▸ WHAT THE EXERCISE ASKS
The output must be the data, printed exactly as written.

Segment Start: RECORDED DATA

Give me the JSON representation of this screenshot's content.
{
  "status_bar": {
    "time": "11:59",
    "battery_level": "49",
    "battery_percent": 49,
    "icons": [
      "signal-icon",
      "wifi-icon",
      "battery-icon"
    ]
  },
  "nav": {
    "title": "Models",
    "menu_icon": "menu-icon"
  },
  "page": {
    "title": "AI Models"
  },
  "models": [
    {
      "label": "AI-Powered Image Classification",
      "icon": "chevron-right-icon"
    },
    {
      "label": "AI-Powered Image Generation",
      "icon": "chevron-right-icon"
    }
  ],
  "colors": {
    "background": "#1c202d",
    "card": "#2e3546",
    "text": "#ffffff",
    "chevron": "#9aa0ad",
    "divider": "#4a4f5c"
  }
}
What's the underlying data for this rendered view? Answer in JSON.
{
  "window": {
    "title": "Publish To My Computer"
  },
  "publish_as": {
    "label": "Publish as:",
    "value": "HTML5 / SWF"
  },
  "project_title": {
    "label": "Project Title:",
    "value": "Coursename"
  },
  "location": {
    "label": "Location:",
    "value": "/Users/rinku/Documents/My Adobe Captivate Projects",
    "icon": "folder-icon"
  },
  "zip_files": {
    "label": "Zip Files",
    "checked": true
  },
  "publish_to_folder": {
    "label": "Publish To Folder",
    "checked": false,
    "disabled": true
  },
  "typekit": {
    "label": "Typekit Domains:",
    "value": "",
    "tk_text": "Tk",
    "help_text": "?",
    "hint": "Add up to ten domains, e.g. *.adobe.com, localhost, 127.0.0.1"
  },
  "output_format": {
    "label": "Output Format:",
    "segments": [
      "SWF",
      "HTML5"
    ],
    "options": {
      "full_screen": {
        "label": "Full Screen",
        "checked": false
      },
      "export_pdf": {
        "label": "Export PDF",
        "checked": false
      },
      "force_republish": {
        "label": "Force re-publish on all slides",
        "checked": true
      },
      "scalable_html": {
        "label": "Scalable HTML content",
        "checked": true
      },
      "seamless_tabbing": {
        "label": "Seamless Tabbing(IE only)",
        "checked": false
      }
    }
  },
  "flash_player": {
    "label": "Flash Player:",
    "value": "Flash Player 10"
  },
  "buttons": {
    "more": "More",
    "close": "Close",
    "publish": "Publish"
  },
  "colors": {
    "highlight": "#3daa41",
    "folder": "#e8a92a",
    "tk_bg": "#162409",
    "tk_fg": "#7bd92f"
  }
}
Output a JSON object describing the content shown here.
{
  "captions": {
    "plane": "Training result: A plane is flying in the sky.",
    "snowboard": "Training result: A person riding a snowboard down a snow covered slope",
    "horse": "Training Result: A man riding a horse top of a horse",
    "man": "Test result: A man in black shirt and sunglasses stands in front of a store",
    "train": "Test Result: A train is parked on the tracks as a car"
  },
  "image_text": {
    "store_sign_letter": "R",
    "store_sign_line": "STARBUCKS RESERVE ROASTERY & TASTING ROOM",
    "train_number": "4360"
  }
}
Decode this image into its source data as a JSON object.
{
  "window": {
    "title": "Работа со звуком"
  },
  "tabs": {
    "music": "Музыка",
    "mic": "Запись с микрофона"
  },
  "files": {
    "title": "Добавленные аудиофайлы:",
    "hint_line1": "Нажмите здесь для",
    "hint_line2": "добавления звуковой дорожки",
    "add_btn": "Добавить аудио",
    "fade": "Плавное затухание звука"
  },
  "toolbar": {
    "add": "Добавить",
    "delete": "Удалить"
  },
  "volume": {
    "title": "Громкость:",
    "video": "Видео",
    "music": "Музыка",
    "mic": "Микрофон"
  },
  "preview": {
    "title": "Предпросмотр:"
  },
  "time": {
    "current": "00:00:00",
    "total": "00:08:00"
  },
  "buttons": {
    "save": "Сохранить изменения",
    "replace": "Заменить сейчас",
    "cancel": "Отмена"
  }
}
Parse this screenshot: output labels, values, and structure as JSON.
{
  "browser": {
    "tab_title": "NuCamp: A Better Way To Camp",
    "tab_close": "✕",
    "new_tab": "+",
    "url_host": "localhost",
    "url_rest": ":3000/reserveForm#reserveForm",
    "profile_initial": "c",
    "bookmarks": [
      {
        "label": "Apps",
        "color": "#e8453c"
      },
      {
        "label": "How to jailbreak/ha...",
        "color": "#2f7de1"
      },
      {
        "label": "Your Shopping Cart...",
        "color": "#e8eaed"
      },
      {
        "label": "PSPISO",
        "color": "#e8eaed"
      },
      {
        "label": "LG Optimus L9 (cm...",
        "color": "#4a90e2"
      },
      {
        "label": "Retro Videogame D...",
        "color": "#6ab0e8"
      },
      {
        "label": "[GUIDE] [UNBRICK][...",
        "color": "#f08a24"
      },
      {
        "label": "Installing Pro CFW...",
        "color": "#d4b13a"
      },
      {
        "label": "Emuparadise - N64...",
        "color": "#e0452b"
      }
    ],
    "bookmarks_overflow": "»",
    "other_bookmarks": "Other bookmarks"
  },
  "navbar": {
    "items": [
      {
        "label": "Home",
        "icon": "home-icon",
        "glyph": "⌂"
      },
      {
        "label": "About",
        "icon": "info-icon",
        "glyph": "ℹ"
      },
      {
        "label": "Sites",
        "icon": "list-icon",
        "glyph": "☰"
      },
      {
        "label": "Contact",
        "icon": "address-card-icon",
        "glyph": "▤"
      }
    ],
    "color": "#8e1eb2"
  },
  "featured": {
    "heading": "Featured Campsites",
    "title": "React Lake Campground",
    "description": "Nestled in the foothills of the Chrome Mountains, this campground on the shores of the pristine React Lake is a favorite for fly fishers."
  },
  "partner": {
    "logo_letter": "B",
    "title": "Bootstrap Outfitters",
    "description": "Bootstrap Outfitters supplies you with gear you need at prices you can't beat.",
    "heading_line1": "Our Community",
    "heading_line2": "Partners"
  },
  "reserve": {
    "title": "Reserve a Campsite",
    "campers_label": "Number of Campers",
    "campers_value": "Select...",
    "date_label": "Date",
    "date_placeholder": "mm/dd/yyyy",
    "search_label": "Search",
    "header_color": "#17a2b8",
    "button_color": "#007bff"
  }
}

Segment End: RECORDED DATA

▸ RESPONSE BOX
Give me the JSON representation of this screenshot's content.
{
  "status_bar": {
    "time": "11:59",
    "battery_level": "49",
    "battery_percent": 49,
    "icons": [
      "signal-icon",
      "wifi-icon",
      "battery-icon"
    ]
  },
  "nav": {
    "title": "Models",
    "menu_icon": "menu-icon"
  },
  "page": {
    "title": "AI Models"
  },
  "models": [
    {
      "label": "AI-Powered Image Classification",
      "icon": "chevron-right-icon"
    },
    {
      "label": "AI-Powered Image Generation",
      "icon": "chevron-right-icon"
    }
  ],
  "colors": {
    "background": "#1c202d",
    "card": "#2e3546",
    "text": "#ffffff",
    "chevron": "#9aa0ad",
    "divider": "#4a4f5c"
  }
}
What's the underlying data for this rendered view? Answer in JSON.
{
  "window": {
    "title": "Publish To My Computer"
  },
  "publish_as": {
    "label": "Publish as:",
    "value": "HTML5 / SWF"
  },
  "project_title": {
    "label": "Project Title:",
    "value": "Coursename"
  },
  "location": {
    "label": "Location:",
    "value": "/Users/rinku/Documents/My Adobe Captivate Projects",
    "icon": "folder-icon"
  },
  "zip_files": {
    "label": "Zip Files",
    "checked": true
  },
  "publish_to_folder": {
    "label": "Publish To Folder",
    "checked": false,
    "disabled": true
  },
  "typekit": {
    "label": "Typekit Domains:",
    "value": "",
    "tk_text": "Tk",
    "help_text": "?",
    "hint": "Add up to ten domains, e.g. *.adobe.com, localhost, 127.0.0.1"
  },
  "output_format": {
    "label": "Output Format:",
    "segments": [
      "SWF",
      "HTML5"
    ],
    "options": {
      "full_screen": {
        "label": "Full Screen",
        "checked": false
      },
      "export_pdf": {
        "label": "Export PDF",
        "checked": false
      },
      "force_republish": {
        "label": "Force re-publish on all slides",
        "checked": true
      },
      "scalable_html": {
        "label": "Scalable HTML content",
        "checked": true
      },
      "seamless_tabbing": {
        "label": "Seamless Tabbing(IE only)",
        "checked": false
      }
    }
  },
  "flash_player": {
    "label": "Flash Player:",
    "value": "Flash Player 10"
  },
  "buttons": {
    "more": "More",
    "close": "Close",
    "publish": "Publish"
  },
  "colors": {
    "highlight": "#3daa41",
    "folder": "#e8a92a",
    "tk_bg": "#162409",
    "tk_fg": "#7bd92f"
  }
}
Output a JSON object describing the content shown here.
{
  "captions": {
    "plane": "Training result: A plane is flying in the sky.",
    "snowboard": "Training result: A person riding a snowboard down a snow covered slope",
    "horse": "Training Result: A man riding a horse top of a horse",
    "man": "Test result: A man in black shirt and sunglasses stands in front of a store",
    "train": "Test Result: A train is parked on the tracks as a car"
  },
  "image_text": {
    "store_sign_letter": "R",
    "store_sign_line": "STARBUCKS RESERVE ROASTERY & TASTING ROOM",
    "train_number": "4360"
  }
}
Decode this image into its source data as a JSON object.
{
  "window": {
    "title": "Работа со звуком"
  },
  "tabs": {
    "music": "Музыка",
    "mic": "Запись с микрофона"
  },
  "files": {
    "title": "Добавленные аудиофайлы:",
    "hint_line1": "Нажмите здесь для",
    "hint_line2": "добавления звуковой дорожки",
    "add_btn": "Добавить аудио",
    "fade": "Плавное затухание звука"
  },
  "toolbar": {
    "add": "Добавить",
    "delete": "Удалить"
  },
  "volume": {
    "title": "Громкость:",
    "video": "Видео",
    "music": "Музыка",
    "mic": "Микрофон"
  },
  "preview": {
    "title": "Предпросмотр:"
  },
  "time": {
    "current": "00:00:00",
    "total": "00:08:00"
  },
  "buttons": {
    "save": "Сохранить изменения",
    "replace": "Заменить сейчас",
    "cancel": "Отмена"
  }
}
Parse this screenshot: output labels, values, and structure as JSON.
{
  "browser": {
    "tab_title": "NuCamp: A Better Way To Camp",
    "tab_close": "✕",
    "new_tab": "+",
    "url_host": "localhost",
    "url_rest": ":3000/reserveForm#reserveForm",
    "profile_initial": "c",
    "bookmarks": [
      {
        "label": "Apps",
        "color": "#e8453c"
      },
      {
        "label": "How to jailbreak/ha...",
        "color": "#2f7de1"
      },
      {
        "label": "Your Shopping Cart...",
        "color": "#e8eaed"
      },
      {
        "label": "PSPISO",
        "color": "#e8eaed"
      },
      {
        "label": "LG Optimus L9 (cm...",
        "color": "#4a90e2"
      },
      {
        "label": "Retro Videogame D...",
        "color": "#6ab0e8"
      },
      {
        "label": "[GUIDE] [UNBRICK][...",
        "color": "#f08a24"
      },
      {
        "label": "Installing Pro CFW...",
        "color": "#d4b13a"
      },
      {
        "label": "Emuparadise - N64...",
        "color": "#e0452b"
      }
    ],
    "bookmarks_overflow": "»",
    "other_bookmarks": "Other bookmarks"
  },
  "navbar": {
    "items": [
      {
        "label": "Home",
        "icon": "home-icon",
        "glyph": "⌂"
      },
      {
        "label": "About",
        "icon": "info-icon",
        "glyph": "ℹ"
      },
      {
        "label": "Sites",
        "icon": "list-icon",
        "glyph": "☰"
      },
      {
        "label": "Contact",
        "icon": "address-card-icon",
        "glyph": "▤"
      }
    ],
    "color": "#8e1eb2"
  },
  "featured": {
    "heading": "Featured Campsites",
    "title": "React Lake Campground",
    "description": "Nestled in the foothills of the Chrome Mountains, this campground on the shores of the pristine React Lake is a favorite for fly fishers."
  },
  "partner": {
    "logo_letter": "B",
    "title": "Bootstrap Outfitters",
    "description": "Bootstrap Outfitters supplies you with gear you need at prices you can't beat.",
    "heading_line1": "Our Community",
    "heading_line2": "Partners"
  },
  "reserve": {
    "title": "Reserve a Campsite",
    "campers_label": "Number of Campers",
    "campers_value": "Select...",
    "date_label": "Date",
    "date_placeholder": "mm/dd/yyyy",
    "search_label": "Search",
    "header_color": "#17a2b8",
    "button_color": "#007bff"
  }
}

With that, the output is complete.